[TASK BRIEF] Each entry should be restated word for word, with all pictures left out.

[Dataset rows for apps and sites]
▬▬▬▬▬▬▬▬▬▬
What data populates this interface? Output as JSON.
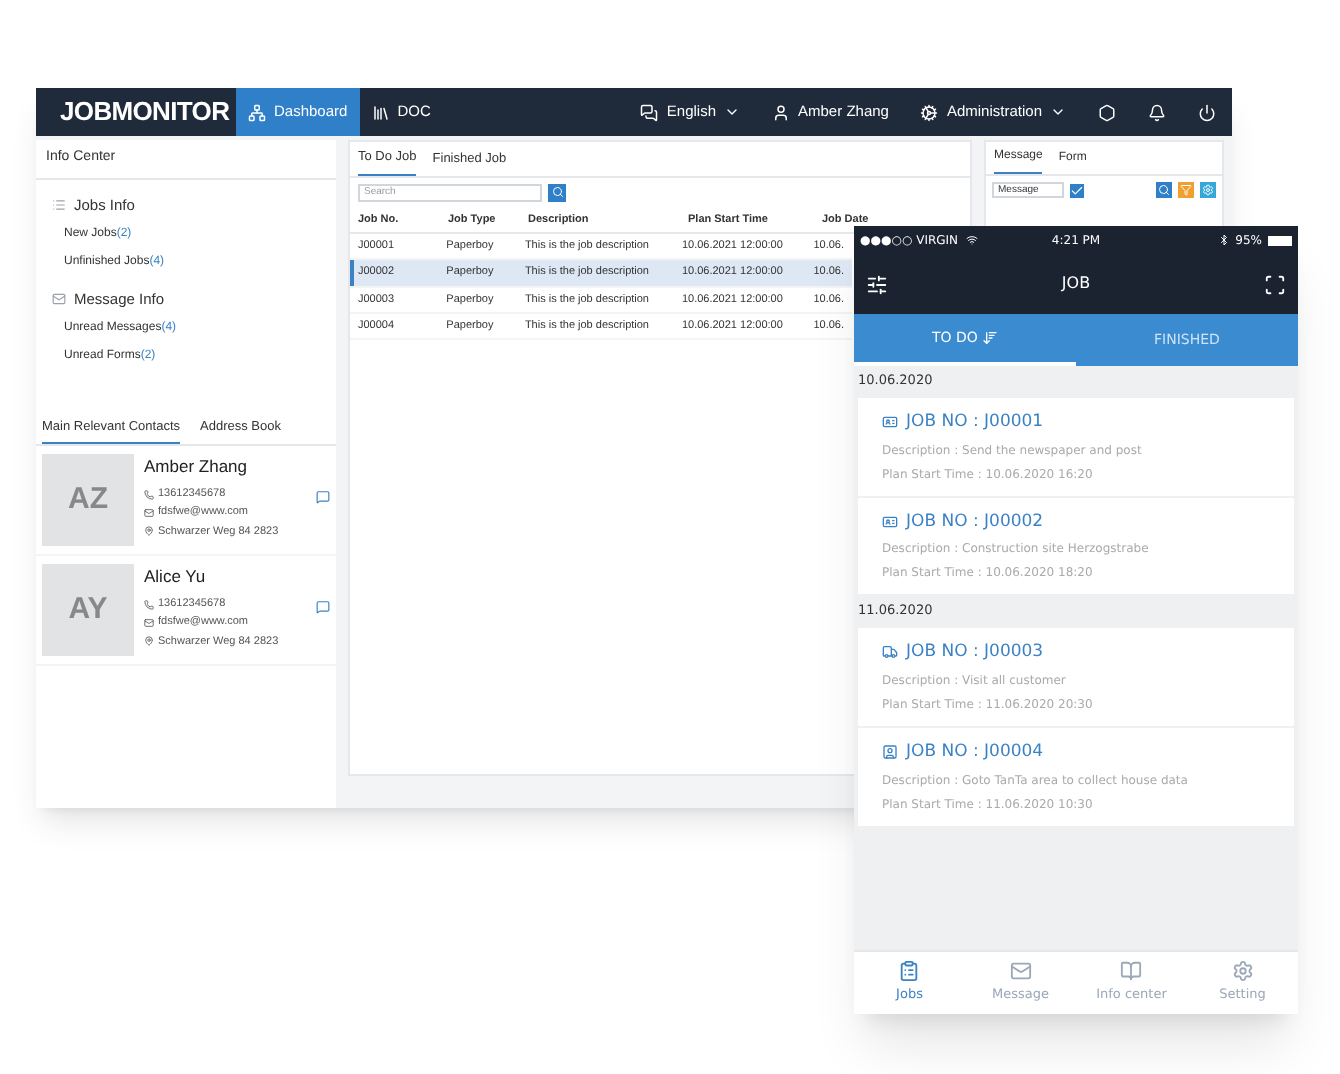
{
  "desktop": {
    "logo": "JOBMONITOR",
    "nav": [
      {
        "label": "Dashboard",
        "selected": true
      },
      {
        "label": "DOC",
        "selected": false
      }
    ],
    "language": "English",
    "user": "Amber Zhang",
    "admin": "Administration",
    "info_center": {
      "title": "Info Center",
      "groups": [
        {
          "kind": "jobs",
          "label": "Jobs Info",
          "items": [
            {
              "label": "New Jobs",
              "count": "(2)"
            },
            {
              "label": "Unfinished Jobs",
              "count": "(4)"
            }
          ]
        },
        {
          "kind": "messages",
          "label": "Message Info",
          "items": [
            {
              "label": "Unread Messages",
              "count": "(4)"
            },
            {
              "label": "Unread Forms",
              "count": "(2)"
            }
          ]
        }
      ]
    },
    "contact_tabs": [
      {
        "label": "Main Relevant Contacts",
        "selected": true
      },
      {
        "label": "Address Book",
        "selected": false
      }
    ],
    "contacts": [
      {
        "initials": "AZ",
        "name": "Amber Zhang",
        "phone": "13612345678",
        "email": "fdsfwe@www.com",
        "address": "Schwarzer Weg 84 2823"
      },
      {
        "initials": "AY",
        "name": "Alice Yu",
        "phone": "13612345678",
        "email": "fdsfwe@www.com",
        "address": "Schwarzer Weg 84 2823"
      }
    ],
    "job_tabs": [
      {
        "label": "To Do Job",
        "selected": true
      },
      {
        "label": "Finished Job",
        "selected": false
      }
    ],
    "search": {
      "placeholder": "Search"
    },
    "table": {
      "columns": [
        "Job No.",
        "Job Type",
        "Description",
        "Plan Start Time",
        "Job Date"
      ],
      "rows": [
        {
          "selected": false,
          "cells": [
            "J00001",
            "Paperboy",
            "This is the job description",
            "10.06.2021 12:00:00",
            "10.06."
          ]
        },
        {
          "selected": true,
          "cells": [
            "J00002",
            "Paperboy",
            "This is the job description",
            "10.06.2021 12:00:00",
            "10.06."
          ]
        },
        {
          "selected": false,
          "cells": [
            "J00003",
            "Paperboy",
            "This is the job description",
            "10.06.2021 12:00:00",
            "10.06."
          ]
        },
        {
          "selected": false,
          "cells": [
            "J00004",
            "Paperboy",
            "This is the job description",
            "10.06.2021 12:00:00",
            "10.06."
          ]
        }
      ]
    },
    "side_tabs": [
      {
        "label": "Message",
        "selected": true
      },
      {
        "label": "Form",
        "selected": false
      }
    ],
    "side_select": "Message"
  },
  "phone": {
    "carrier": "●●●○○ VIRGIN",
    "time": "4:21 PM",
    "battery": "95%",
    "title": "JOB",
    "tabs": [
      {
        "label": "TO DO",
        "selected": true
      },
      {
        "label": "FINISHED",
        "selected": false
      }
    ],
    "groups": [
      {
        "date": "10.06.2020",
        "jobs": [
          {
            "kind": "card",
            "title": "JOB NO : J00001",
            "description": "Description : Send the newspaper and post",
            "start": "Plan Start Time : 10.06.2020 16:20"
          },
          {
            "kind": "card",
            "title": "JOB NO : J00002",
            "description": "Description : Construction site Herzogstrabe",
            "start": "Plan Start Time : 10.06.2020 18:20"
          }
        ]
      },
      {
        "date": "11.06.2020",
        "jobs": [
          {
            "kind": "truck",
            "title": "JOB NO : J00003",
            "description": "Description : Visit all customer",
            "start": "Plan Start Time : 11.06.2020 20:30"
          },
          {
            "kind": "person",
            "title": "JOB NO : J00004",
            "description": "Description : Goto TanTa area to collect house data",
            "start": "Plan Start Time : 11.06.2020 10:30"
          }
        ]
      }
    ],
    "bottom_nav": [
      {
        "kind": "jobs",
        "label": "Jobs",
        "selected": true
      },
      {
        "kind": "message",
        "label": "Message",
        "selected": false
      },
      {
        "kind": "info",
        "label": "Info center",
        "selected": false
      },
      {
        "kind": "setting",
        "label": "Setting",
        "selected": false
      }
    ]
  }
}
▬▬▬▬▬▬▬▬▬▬
[OUTPUT FOR THIS TASK]
What data populates this interface? Output as JSON.
{
  "desktop": {
    "logo": "JOBMONITOR",
    "nav": [
      {
        "label": "Dashboard",
        "selected": true
      },
      {
        "label": "DOC",
        "selected": false
      }
    ],
    "language": "English",
    "user": "Amber Zhang",
    "admin": "Administration",
    "info_center": {
      "title": "Info Center",
      "groups": [
        {
          "kind": "jobs",
          "label": "Jobs Info",
          "items": [
            {
              "label": "New Jobs",
              "count": "(2)"
            },
            {
              "label": "Unfinished Jobs",
              "count": "(4)"
            }
          ]
        },
        {
          "kind": "messages",
          "label": "Message Info",
          "items": [
            {
              "label": "Unread Messages",
              "count": "(4)"
            },
            {
              "label": "Unread Forms",
              "count": "(2)"
            }
          ]
        }
      ]
    },
    "contact_tabs": [
      {
        "label": "Main Relevant Contacts",
        "selected": true
      },
      {
        "label": "Address Book",
        "selected": false
      }
    ],
    "contacts": [
      {
        "initials": "AZ",
        "name": "Amber Zhang",
        "phone": "13612345678",
        "email": "fdsfwe@www.com",
        "address": "Schwarzer Weg 84 2823"
      },
      {
        "initials": "AY",
        "name": "Alice Yu",
        "phone": "13612345678",
        "email": "fdsfwe@www.com",
        "address": "Schwarzer Weg 84 2823"
      }
    ],
    "job_tabs": [
      {
        "label": "To Do Job",
        "selected": true
      },
      {
        "label": "Finished Job",
        "selected": false
      }
    ],
    "search": {
      "placeholder": "Search"
    },
    "table": {
      "columns": [
        "Job No.",
        "Job Type",
        "Description",
        "Plan Start Time",
        "Job Date"
      ],
      "rows": [
        {
          "selected": false,
          "cells": [
            "J00001",
            "Paperboy",
            "This is the job description",
            "10.06.2021 12:00:00",
            "10.06."
          ]
        },
        {
          "selected": true,
          "cells": [
            "J00002",
            "Paperboy",
            "This is the job description",
            "10.06.2021 12:00:00",
            "10.06."
          ]
        },
        {
          "selected": false,
          "cells": [
            "J00003",
            "Paperboy",
            "This is the job description",
            "10.06.2021 12:00:00",
            "10.06."
          ]
        },
        {
          "selected": false,
          "cells": [
            "J00004",
            "Paperboy",
            "This is the job description",
            "10.06.2021 12:00:00",
            "10.06."
          ]
        }
      ]
    },
    "side_tabs": [
      {
        "label": "Message",
        "selected": true
      },
      {
        "label": "Form",
        "selected": false
      }
    ],
    "side_select": "Message"
  },
  "phone": {
    "carrier": "●●●○○ VIRGIN",
    "time": "4:21 PM",
    "battery": "95%",
    "title": "JOB",
    "tabs": [
      {
        "label": "TO DO",
        "selected": true
      },
      {
        "label": "FINISHED",
        "selected": false
      }
    ],
    "groups": [
      {
        "date": "10.06.2020",
        "jobs": [
          {
            "kind": "card",
            "title": "JOB NO : J00001",
            "description": "Description : Send the newspaper and post",
            "start": "Plan Start Time : 10.06.2020 16:20"
          },
          {
            "kind": "card",
            "title": "JOB NO : J00002",
            "description": "Description : Construction site Herzogstrabe",
            "start": "Plan Start Time : 10.06.2020 18:20"
          }
        ]
      },
      {
        "date": "11.06.2020",
        "jobs": [
          {
            "kind": "truck",
            "title": "JOB NO : J00003",
            "description": "Description : Visit all customer",
            "start": "Plan Start Time : 11.06.2020 20:30"
          },
          {
            "kind": "person",
            "title": "JOB NO : J00004",
            "description": "Description : Goto TanTa area to collect house data",
            "start": "Plan Start Time : 11.06.2020 10:30"
          }
        ]
      }
    ],
    "bottom_nav": [
      {
        "kind": "jobs",
        "label": "Jobs",
        "selected": true
      },
      {
        "kind": "message",
        "label": "Message",
        "selected": false
      },
      {
        "kind": "info",
        "label": "Info center",
        "selected": false
      },
      {
        "kind": "setting",
        "label": "Setting",
        "selected": false
      }
    ]
  }
}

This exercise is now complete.